We’re consistently reminded just what a lonely life McCall has. The first episode has him playing chess with his dog, fer chrissakes, and there are several other occasions where we meet former loves who has proven to be but ships in the night. As The Equalizer, his focus is not on love but, rather, on achieving justice for his clients at all costs, though he usually finds time in each episode to help someone with a slightly less dramatic problem. The most notable example of this comes via “The Defector,” where he spends 2/3 of his time attempting to protect the daughter of a slain agent but manages to work his schedule so that he can teach a neighborhood kid self-defense in order to protect himself from local bullies. (The episode ends with McCall giving the kid a thumbs’s-up after he brings a tough to his knees, which is as it should be.)

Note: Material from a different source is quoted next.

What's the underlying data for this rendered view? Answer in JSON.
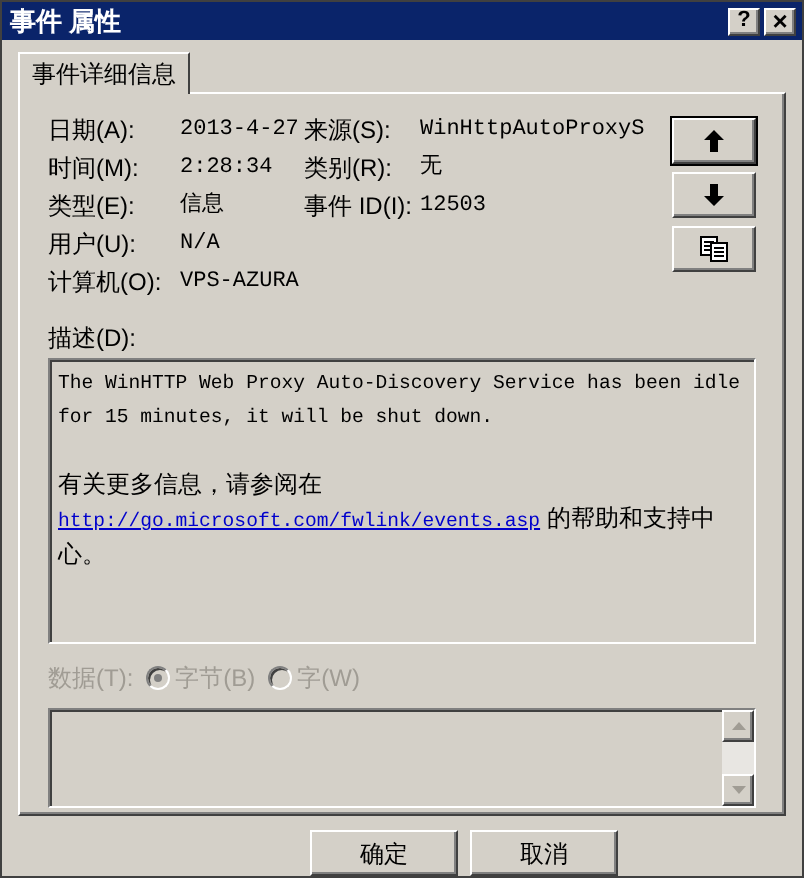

You can understand why Woodward was viewed as an unlikely choice to play a guy like The Equalizer, but when you watch the show now, it’s hard to imagine it without him. He’s a classy, well-tailored British gentleman who appears on the surface to be no threat whatsoever, but he’s a crack shot, isn’t afraid to get into a scrap, and can get pretty damned menacing pretty damned quick. It’s a bit cheesy at times when an episode’s B-story feels forced, but Woodward’s performance usually manages to save the day. There really aren’t too many other regulars in the series, but the one who recurs more than any is Robert Lansing, who plays a man simply known as Control; he was McCall’s former supervisor, and the two maintain enough of a relationship for them to communicate back and forth with data when McCall needs info. As far as guest stars, you get appearances from Burt Young (“Rocky”), Bradley Whitford (“The West Wing”), Christine Baranski (“Cybill”), Meat Loaf, Ray Sharkey, Tony Shaloub, and the late, great J.T. Walsh, but you just can’t beat Adam Ant’s turn as a high-class pimp. Also worth noting is Jerry Stiller’s role in the pilot as a former spy who used to work with McCall (and, indeed, first dubbed him “The Equalizer”), but, alas, the character never reappeared.

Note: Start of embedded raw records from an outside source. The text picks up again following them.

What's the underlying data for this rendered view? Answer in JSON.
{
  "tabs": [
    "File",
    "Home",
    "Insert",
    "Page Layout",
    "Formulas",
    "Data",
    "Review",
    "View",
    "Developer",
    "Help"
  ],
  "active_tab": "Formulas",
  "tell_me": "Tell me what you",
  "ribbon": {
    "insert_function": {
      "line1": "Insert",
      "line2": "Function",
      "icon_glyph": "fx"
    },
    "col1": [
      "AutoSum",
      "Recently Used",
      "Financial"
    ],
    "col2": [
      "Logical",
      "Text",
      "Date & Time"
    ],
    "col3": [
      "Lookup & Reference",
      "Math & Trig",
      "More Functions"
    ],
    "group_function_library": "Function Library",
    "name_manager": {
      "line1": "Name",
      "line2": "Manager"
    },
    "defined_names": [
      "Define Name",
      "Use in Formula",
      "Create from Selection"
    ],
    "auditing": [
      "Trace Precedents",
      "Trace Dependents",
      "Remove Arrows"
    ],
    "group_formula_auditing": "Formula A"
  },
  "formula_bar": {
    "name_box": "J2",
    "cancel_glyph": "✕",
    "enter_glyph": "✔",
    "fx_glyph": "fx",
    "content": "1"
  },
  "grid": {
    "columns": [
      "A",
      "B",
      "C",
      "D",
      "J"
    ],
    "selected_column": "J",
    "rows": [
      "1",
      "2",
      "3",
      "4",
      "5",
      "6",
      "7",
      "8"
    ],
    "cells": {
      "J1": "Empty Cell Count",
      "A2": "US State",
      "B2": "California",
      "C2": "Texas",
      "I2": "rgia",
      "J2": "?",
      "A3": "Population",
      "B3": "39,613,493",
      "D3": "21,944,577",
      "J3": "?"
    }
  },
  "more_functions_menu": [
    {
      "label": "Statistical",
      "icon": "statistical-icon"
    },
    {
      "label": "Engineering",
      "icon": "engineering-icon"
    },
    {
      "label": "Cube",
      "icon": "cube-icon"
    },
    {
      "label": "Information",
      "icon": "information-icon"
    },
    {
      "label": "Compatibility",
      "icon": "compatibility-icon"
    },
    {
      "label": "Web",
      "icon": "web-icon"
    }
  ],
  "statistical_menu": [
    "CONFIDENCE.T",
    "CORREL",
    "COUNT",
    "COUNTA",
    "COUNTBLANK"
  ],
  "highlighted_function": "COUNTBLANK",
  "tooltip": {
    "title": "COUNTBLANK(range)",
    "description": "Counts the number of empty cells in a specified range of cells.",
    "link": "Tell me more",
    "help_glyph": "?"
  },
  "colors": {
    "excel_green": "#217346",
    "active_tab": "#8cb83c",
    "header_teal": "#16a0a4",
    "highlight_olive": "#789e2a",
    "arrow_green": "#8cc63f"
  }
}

The most disappointing realization about “The Equalizer” is just how dated Stewart Copeland’s once-vaunted score has become; it thumps through the speakers in a loud and distracting manner, perpetually reminding you that you’re watching a show from the 1980s. Then again, maybe that’s a good thing: it sets the stage accordingly, keeping your present-day expectations from getting too high. You might be thinking, “Geez, I can’t believe I used to watch this,” but, at the same time, you’ll have a smile on your face and find yourself remembering just how much you enjoyed it the first time around.

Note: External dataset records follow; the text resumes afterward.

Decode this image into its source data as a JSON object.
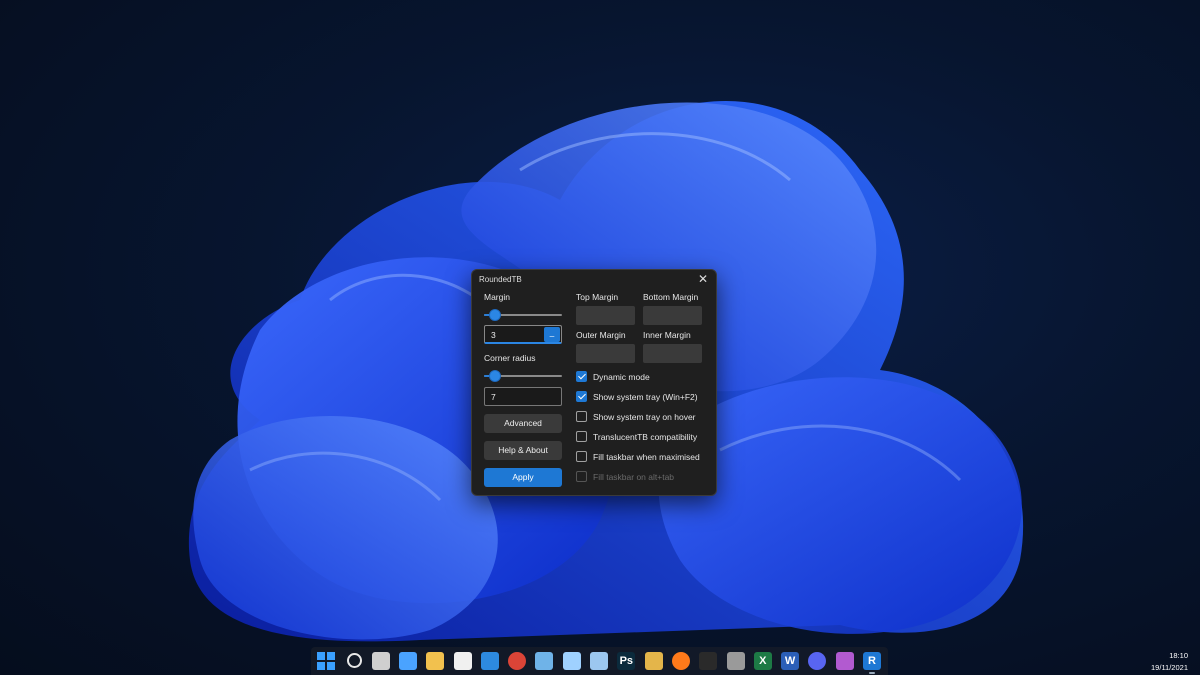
{
  "window": {
    "title": "RoundedTB",
    "close_glyph": "✕",
    "margin_label": "Margin",
    "margin_value": "3",
    "margin_slider_fraction": 0.08,
    "margin_spin_glyph": "_",
    "corner_radius_label": "Corner radius",
    "corner_radius_value": "7",
    "corner_slider_fraction": 0.08,
    "top_margin_label": "Top Margin",
    "bottom_margin_label": "Bottom Margin",
    "outer_margin_label": "Outer Margin",
    "inner_margin_label": "Inner Margin",
    "advanced_label": "Advanced",
    "help_label": "Help & About",
    "apply_label": "Apply",
    "checks": [
      {
        "label": "Dynamic mode",
        "checked": true,
        "enabled": true
      },
      {
        "label": "Show system tray (Win+F2)",
        "checked": true,
        "enabled": true
      },
      {
        "label": "Show system tray on hover",
        "checked": false,
        "enabled": true
      },
      {
        "label": "TranslucentTB compatibility",
        "checked": false,
        "enabled": true
      },
      {
        "label": "Fill taskbar when maximised",
        "checked": false,
        "enabled": true
      },
      {
        "label": "Fill taskbar on alt+tab",
        "checked": false,
        "enabled": false
      }
    ]
  },
  "taskbar": {
    "icons": [
      {
        "name": "start-icon",
        "color": "#3aa0ff"
      },
      {
        "name": "search-icon",
        "color": "#e8e8e8"
      },
      {
        "name": "task-view-icon",
        "color": "#cfcfcf"
      },
      {
        "name": "widgets-icon",
        "color": "#4aa3ff"
      },
      {
        "name": "file-explorer-icon",
        "color": "#f2c14e"
      },
      {
        "name": "store-icon",
        "color": "#f0f0f0"
      },
      {
        "name": "mail-icon",
        "color": "#2d8ae0"
      },
      {
        "name": "chrome-icon",
        "color": "#db4437"
      },
      {
        "name": "control-panel-icon",
        "color": "#6fb3e8"
      },
      {
        "name": "notepad-icon",
        "color": "#9fd1ff"
      },
      {
        "name": "photos-icon",
        "color": "#9cc7f0"
      },
      {
        "name": "photoshop-icon",
        "color": "#0b2a3c"
      },
      {
        "name": "paint-icon",
        "color": "#e4b54a"
      },
      {
        "name": "firefox-icon",
        "color": "#ff7a1a"
      },
      {
        "name": "terminal-icon",
        "color": "#2a2a2a"
      },
      {
        "name": "calculator-icon",
        "color": "#9a9a9a"
      },
      {
        "name": "excel-icon",
        "color": "#1d7a45"
      },
      {
        "name": "word-icon",
        "color": "#2b5fb8"
      },
      {
        "name": "discord-icon",
        "color": "#5865f2"
      },
      {
        "name": "media-player-icon",
        "color": "#b25ad0"
      },
      {
        "name": "roundedtb-icon",
        "color": "#1e78d4"
      }
    ],
    "glyphs": {
      "photoshop-icon": "Ps",
      "excel-icon": "X",
      "word-icon": "W",
      "roundedtb-icon": "R"
    }
  },
  "clock": {
    "time": "18:10",
    "date": "19/11/2021"
  }
}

Special Features: Given Universal’s track record for providing us with blank slates more often than not, I guess we’re supposed to be giddy with excitement that Sloan has provided audio commentary for the pilot episode. Yes, his comments are interesting, but they’re punctuated by lengthy silences where one presumes he’s descended into watching the show. Beyond this lone commentary, the only “bonus” is the inclusion of an episode from the show’s second season, which will only prove special if we never see “The Equalizer: Season 2” on DVD.